**Data listing**
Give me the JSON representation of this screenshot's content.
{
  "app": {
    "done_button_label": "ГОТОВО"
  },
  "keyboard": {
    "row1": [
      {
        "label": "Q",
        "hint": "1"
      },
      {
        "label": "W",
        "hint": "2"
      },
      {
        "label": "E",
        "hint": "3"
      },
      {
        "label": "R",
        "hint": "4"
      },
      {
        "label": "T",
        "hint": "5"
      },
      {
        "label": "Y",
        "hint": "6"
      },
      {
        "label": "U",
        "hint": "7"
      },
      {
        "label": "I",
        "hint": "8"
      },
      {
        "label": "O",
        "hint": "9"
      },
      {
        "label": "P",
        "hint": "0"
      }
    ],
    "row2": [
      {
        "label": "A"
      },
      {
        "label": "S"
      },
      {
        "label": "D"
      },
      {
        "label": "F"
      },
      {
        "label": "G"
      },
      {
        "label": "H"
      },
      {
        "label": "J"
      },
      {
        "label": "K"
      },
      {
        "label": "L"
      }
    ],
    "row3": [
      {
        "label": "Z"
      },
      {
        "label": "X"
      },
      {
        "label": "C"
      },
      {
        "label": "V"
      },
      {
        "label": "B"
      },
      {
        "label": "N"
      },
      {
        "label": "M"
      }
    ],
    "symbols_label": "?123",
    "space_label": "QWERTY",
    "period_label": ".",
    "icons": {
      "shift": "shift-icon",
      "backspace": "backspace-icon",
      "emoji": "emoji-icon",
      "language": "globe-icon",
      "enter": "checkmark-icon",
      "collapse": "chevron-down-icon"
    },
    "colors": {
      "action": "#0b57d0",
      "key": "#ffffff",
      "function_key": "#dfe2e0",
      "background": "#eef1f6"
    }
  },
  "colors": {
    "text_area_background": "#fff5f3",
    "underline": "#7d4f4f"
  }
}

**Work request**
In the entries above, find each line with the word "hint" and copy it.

**Solved exercise**
        "hint": "1"
        "hint": "2"
        "hint": "3"
        "hint": "4"
        "hint": "5"
        "hint": "6"
        "hint": "7"
        "hint": "8"
        "hint": "9"
        "hint": "0"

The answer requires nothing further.